One of the city’s most-loved muralists is David Guinn, who’s known for becoming the subject of a neighborhood dustup when his “Autumn” mural in Bella Vista was obscured by a new building despite mountains of resident opposition.
Photo: Laura Kicey
“Get out of town,” said Cole Porter. “Don’t fence me in,” he said, also. The guy had serious wanderlust, and when it’s nice out, so do we. This weekend Property photographer Laura Kicey went to the former Scranton Lace Factory for another Abandoned America photo workshop. The photographs she got are absolutely gorgeous, but she also learned a bit about what’s happening to the building–which is more than to the SS United States, the subject of her last extensive photo gallery of this sort.
Though it looks abandoned, the building–which was featured on National Geographic’s Abandoned program
–has had some recent good fortune: The current owners, Lace Building Affiliates, who purchased it in 2007, have been granted permission to repurpose it, and they have seriously grand plans.
One of the tree houses built by Neiditz and Webber at Fort Mifflin for the Hidden City Festival. Or was it there before? Photo: Liz Spikol
You’re walking through the woods, along a path that snakes along the Delaware River. Alongside the path are broken, mysterious structures–ruins of buildings, wood and metal industrial tools that are hard to identify, tree houses with ladders that beg you to climb them. See a canvas rope embedded in sand, follow its length, and discover a wooden bridge that traverses the tidal waters of the Delaware–filled with all the things that have washed up on these shores. Can you guess what they are? A tube of lip gloss. A rubber duck. The hull of a boat. And bottles–dozens, maybe hundreds of plastic bottles.

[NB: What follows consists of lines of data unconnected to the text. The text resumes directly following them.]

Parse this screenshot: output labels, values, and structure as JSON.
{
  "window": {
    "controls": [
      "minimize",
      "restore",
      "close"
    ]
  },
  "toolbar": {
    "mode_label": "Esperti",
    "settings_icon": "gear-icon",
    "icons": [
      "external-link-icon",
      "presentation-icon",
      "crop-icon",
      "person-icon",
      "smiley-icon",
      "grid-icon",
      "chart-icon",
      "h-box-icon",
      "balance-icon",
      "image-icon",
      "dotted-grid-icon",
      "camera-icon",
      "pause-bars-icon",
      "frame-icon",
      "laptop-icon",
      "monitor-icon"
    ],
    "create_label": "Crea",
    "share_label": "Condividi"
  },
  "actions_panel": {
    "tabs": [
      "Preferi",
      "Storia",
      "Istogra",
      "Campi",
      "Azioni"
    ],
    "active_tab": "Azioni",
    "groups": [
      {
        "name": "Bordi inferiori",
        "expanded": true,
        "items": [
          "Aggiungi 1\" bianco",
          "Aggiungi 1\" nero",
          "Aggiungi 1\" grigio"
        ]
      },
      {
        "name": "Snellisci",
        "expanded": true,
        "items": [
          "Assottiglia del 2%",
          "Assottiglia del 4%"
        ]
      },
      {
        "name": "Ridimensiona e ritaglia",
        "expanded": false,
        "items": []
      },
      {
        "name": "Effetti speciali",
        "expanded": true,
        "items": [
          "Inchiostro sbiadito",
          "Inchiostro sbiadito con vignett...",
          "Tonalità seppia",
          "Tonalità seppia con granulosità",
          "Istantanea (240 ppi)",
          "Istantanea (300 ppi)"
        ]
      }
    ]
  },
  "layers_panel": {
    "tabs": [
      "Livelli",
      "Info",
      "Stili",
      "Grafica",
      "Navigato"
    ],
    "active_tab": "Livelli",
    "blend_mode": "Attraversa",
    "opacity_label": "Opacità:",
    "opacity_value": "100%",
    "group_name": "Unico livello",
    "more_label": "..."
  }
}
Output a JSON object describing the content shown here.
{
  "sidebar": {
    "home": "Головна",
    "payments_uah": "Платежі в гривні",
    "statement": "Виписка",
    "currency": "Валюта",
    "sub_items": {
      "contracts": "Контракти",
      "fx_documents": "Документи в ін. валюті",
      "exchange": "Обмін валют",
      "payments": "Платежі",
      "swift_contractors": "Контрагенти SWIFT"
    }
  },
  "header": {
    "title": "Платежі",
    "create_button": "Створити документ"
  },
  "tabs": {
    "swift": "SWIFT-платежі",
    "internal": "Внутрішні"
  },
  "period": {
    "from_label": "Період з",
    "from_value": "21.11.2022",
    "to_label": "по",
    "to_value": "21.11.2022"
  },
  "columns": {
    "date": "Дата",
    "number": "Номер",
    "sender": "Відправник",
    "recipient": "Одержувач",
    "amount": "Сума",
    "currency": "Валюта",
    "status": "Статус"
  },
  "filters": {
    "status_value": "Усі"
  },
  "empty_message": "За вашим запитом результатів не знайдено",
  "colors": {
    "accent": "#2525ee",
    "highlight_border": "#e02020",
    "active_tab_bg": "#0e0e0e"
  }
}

This installation piece rewards curiosity. For hikers who always stay along a marked trail, the gauntlet is thrown: The only way to assuredly discover each and every one of Ben Neidetz and Zach Webber’s surprises is to let your imagination–and that of your kids, if you’ve got some–take flight.